◆ Task objective ◆
Go through the material below and tally every line with the string "Services". Reply with the number only.

◆ The data ◆
-=-=-=-=-

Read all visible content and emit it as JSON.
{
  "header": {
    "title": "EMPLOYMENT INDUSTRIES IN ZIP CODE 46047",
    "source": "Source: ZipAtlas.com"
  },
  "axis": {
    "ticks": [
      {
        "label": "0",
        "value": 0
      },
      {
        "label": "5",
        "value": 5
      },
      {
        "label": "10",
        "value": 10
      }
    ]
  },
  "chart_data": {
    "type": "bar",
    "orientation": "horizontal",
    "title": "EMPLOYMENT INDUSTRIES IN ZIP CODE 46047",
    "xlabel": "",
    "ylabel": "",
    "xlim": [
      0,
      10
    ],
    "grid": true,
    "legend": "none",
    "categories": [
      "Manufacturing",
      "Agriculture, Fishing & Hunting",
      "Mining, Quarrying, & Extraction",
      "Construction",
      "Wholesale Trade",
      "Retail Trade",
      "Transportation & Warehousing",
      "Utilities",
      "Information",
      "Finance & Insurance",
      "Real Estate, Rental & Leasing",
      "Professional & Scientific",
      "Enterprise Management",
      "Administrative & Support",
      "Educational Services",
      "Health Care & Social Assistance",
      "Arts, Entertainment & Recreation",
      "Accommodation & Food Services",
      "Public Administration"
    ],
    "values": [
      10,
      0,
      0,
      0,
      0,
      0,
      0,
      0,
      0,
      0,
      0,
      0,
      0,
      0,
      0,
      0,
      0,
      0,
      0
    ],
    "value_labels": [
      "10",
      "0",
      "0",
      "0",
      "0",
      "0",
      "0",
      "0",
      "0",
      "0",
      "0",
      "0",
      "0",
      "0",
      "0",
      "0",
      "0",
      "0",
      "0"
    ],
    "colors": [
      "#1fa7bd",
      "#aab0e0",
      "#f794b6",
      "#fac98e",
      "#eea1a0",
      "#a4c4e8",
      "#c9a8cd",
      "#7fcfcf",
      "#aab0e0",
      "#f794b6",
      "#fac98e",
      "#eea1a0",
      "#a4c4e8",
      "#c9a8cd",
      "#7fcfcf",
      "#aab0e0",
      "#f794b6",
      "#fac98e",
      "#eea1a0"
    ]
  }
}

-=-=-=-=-

◆ Response ◆
2